Fascinatingly, the film seemed to divine precisely the sort of people who were going to have a problem with its premise. The villain of Ghostbusters is in many ways a reflection of the exact type of fan who railed against the movie’s inception in the first place. Rowan North (Neil Casey, Inside Amy Schumer) goes on about how he’s been overlooked and bullied, planning to bring about an armageddon of his own making to punish the world for being cruel to him. But of course, he has chosen to respond to this bullying by becoming a bully himself. And then there’s the fact that the Ghostbusters—all of them pointedly women—understand what it’s like to be bullied and disbelieved and disadvantaged, and stand there as a tribute to the opposite philosophy. All of them stand up to him and stop his plan from coming to fruition, even though the world refuses to believe them or treat them with respect.
There’s Kevin as well, the group’s dim receptionist who is hired mainly for his good looks (and for being the only applicant), who offers an extreme comical inverse of the “token female in a guy movie” trope. Kevin serves practically no purpose to the plot whatsoever. He’s there to be pretty and get caught up in the antics—but he has very little initiative, and the one time he shows a bit of agency, he only causes more problems. Chris Hemsworth makes the role work by clearly understanding exactly what joke he’s contributing to, grinning and posing and occasionally getting in a sly nod to his superhero alter ego, Thor. Though there are bound to be folks who think that reversing this particular trope is a mean move, it works precisely because everyone is aware of the gag.
So, the movie is compelling and entertaining. If that’s your only concern before stepping into a theater (as it should be for an action comedy), then there’s no reason to avoid it. If your concern is lack of respect for the source material, it’s basically a non-issue; this Ghostbusters is very much its own film. While it gives the occasional nod to fun gags from the first movie, the universe is entirely different and has another story to tell. It doesn’t hurt that the cameos made by Bill Murray, Dan Aykroyd, Ernie Hudson, Sigourney Weaver, and Annie Potts are all fabulous, and that the late Harold Ramis gets a sweet nod, too.
But most important of all, this film delivers on something that is still often denied to women on pop culture terms—basic accessibility. So many people who didn’t want this film claimed it had nothing to do with an all-female cast, but more a lack of originality—why do we have to remake great things? they said.

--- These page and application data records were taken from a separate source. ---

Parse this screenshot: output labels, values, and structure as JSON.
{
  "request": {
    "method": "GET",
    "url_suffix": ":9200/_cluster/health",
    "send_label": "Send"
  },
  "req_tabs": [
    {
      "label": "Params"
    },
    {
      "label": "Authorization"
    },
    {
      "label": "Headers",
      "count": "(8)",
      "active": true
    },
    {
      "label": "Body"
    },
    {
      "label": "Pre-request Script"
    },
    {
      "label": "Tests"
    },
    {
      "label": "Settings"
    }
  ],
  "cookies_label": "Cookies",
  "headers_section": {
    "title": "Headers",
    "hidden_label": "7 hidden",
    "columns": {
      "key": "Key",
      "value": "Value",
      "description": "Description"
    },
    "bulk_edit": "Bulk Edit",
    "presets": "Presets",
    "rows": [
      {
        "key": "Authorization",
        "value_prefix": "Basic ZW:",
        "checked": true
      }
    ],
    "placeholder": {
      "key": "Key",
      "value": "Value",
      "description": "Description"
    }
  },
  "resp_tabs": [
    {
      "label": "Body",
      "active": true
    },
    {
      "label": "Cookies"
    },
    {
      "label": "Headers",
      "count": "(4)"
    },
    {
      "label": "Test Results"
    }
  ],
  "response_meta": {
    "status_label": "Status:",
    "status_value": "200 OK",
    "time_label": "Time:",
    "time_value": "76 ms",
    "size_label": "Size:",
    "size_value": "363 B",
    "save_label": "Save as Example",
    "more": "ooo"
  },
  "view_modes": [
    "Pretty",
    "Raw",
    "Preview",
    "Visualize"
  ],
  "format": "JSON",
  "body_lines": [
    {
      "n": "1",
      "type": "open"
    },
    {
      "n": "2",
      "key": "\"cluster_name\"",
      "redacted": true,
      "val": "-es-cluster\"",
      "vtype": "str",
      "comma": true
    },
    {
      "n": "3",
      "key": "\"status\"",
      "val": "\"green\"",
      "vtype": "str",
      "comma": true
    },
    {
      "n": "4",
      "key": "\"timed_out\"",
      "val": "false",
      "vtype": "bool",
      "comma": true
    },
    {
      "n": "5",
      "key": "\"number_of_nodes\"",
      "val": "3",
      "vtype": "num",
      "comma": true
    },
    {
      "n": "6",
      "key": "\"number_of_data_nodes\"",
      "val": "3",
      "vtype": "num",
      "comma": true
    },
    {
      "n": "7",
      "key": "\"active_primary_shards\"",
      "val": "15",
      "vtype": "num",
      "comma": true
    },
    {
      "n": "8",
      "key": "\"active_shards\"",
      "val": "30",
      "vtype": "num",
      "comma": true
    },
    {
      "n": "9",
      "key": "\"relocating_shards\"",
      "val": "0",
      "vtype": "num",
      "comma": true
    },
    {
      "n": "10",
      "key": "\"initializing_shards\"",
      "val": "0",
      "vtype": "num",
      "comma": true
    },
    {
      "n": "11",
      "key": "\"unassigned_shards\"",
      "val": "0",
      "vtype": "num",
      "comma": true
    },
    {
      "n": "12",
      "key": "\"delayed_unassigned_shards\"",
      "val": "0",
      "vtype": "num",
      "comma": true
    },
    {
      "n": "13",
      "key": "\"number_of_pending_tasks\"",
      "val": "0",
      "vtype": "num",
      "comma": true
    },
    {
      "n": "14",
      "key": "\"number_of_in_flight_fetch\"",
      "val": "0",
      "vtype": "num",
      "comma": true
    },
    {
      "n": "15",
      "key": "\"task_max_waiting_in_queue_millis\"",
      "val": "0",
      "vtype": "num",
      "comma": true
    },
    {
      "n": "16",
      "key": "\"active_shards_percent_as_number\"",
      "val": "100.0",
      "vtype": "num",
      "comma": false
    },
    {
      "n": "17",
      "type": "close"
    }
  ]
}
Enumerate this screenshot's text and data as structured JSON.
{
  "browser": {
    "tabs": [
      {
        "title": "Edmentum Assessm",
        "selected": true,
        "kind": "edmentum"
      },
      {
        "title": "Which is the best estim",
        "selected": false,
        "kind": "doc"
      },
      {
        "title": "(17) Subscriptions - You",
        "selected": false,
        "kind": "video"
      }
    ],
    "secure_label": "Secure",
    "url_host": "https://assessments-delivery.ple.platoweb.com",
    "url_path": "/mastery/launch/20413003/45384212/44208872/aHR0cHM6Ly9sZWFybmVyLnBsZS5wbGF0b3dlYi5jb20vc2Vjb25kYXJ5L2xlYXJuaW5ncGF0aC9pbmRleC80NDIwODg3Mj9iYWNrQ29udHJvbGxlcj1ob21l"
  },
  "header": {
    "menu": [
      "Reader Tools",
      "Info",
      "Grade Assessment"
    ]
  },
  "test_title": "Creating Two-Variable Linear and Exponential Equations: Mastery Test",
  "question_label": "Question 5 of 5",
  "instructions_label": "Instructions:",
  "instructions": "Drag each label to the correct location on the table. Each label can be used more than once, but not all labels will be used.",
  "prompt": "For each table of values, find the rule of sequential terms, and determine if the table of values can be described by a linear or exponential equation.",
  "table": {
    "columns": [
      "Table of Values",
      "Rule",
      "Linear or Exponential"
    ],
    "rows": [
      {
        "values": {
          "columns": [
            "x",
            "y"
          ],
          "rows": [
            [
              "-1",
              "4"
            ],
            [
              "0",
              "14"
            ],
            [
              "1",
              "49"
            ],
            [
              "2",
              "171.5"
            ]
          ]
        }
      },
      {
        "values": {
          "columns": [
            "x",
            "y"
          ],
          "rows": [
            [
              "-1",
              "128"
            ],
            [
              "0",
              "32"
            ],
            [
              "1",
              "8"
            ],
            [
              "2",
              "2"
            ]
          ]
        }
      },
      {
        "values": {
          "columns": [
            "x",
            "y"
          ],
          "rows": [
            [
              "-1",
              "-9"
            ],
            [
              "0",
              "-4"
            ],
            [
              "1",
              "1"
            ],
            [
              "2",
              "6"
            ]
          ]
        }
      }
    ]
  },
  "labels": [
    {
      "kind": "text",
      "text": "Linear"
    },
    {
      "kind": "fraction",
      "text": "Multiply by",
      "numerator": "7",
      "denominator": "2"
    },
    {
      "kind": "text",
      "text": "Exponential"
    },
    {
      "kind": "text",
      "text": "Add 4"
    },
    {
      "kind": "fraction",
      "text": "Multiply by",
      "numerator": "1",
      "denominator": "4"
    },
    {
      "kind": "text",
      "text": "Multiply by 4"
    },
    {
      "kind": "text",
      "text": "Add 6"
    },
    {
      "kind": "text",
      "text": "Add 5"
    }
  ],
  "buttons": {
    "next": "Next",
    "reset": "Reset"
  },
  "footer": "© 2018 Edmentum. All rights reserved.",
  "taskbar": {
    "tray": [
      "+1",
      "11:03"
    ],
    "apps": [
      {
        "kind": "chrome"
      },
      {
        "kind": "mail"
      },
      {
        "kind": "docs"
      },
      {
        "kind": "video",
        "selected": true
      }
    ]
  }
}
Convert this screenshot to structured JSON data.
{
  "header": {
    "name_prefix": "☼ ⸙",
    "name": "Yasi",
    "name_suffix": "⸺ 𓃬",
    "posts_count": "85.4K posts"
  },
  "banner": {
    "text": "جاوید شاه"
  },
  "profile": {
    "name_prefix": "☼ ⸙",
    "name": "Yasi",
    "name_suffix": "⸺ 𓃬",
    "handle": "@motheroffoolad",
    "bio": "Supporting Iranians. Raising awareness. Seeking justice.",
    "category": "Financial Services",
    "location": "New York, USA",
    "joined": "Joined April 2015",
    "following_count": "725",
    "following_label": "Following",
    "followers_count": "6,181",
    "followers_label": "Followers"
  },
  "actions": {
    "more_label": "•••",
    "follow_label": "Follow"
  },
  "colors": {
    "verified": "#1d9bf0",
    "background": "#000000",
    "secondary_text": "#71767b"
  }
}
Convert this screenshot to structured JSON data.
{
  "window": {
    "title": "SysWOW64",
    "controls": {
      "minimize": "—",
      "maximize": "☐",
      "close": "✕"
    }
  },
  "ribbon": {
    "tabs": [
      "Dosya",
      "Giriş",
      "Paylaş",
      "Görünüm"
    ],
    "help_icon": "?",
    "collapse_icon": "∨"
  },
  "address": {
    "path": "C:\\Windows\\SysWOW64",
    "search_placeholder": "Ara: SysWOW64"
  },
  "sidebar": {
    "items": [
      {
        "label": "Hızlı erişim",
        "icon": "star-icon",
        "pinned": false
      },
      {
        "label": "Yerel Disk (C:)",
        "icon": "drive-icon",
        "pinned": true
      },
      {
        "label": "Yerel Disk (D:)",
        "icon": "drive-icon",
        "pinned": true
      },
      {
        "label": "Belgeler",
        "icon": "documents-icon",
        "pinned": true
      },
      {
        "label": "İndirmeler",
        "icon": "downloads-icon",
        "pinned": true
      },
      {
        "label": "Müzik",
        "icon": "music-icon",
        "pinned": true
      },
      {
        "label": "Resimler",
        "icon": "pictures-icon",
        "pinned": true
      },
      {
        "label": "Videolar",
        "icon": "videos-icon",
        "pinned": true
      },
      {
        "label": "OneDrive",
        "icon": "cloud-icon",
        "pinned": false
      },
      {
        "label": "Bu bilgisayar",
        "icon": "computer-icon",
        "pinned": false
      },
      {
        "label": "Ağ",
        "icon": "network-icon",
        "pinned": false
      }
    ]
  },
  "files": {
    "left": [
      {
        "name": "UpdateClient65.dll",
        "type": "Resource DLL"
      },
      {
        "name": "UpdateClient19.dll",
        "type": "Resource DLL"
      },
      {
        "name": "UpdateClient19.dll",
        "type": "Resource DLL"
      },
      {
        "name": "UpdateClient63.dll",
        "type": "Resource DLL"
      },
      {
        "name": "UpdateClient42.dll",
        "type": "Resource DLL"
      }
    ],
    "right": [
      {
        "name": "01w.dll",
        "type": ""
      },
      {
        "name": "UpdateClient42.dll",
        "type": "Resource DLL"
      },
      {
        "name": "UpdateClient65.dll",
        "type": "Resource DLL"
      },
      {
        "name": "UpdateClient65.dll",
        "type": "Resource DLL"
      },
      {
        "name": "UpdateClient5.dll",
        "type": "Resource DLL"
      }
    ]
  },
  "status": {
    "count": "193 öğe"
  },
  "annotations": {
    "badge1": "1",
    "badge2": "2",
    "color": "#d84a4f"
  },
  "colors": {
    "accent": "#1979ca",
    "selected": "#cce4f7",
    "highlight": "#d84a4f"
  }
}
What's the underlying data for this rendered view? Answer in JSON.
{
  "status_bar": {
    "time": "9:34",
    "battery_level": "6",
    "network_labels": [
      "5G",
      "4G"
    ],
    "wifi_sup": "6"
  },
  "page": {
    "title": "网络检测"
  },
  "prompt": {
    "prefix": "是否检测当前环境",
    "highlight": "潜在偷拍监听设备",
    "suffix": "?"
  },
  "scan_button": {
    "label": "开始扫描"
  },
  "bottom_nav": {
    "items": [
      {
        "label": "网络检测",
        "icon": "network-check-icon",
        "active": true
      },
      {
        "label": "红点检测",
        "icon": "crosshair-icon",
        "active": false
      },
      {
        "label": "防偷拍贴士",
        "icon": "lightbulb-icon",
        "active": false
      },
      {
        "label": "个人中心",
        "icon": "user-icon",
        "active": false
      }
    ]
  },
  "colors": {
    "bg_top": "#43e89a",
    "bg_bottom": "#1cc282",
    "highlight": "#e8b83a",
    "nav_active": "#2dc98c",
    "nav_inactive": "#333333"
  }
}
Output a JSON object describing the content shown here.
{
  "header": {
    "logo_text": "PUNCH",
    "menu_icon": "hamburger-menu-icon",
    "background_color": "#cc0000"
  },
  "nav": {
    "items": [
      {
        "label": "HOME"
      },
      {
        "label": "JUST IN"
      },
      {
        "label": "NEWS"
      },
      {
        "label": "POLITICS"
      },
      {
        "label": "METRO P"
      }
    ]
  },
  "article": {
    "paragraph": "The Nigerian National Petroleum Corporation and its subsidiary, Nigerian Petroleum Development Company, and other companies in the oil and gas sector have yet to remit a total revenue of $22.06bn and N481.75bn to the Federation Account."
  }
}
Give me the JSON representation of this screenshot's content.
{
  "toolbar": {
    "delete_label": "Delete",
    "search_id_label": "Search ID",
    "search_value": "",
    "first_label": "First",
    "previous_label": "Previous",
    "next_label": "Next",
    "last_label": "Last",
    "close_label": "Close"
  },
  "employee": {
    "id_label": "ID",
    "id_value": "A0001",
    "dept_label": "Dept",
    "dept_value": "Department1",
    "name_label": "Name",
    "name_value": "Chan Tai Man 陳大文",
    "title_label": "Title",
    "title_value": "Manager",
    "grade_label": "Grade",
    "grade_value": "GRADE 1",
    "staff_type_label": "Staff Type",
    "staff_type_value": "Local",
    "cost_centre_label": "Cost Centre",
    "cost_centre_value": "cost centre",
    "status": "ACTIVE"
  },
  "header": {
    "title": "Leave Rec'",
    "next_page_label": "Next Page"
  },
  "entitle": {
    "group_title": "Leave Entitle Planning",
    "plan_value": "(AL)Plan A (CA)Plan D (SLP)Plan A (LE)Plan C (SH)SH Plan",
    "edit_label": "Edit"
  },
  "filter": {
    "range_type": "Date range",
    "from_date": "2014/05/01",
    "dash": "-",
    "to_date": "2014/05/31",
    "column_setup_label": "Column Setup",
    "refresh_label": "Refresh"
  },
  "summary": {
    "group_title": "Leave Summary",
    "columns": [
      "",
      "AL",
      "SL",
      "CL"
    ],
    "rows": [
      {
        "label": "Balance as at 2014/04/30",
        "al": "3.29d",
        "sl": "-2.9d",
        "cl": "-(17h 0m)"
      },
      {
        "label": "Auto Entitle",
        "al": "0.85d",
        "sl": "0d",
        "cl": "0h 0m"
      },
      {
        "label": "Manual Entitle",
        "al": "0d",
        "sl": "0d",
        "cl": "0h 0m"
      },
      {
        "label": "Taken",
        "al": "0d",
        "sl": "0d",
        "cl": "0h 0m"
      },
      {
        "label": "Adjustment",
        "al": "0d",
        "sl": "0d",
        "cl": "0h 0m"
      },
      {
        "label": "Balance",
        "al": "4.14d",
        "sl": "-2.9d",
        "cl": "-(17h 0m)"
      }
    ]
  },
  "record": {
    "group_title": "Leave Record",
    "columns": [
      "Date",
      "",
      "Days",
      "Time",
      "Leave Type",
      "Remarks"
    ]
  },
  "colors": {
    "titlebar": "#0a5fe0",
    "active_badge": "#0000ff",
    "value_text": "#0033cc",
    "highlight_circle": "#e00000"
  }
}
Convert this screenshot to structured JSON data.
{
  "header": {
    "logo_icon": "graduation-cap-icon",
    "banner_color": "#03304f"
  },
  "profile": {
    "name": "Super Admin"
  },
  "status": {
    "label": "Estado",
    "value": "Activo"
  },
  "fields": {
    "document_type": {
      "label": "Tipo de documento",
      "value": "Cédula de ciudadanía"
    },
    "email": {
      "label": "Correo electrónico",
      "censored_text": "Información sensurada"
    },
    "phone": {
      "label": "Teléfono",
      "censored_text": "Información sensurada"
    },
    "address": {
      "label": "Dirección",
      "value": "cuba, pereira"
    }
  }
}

Why can’t you just come up with a new idea? Why do you have to take something I love and make it something else?
The answer is simple, in my opinion. When something is a cultural touchstone, you want to participate. The other primary reason I never liked Ghostbusters as much as so many of my friends? It was a boys’ club, intensely so. I could no more relate to those characters than I could relate to Rambo, but the premise of Ghostbusters was still something that I had a passion for. It was a fantasy, a ghost story—that I could only play secretary to. And I’d be lying if I didn’t say that hurt, especially as a kid.
And now that’s no longer true. Now there are women who are Ghostbusters, and they are every bit as fun as their male counterparts. The barrier has been broken—and it was fun to kick down.
So if you’re looking for a little more than “that was so funny!”, there’s your answer. Ghostbusters is a funny summer flick that everyone can enjoy… but it’s also more than that. It’s a restructured touchstone. It’s a bigger club. It’s a little girl in a gray jumpsuit on Halloween who comes to your house to defend you from the paranormal, rather than collect candy.
Who you gonna call? Everyone.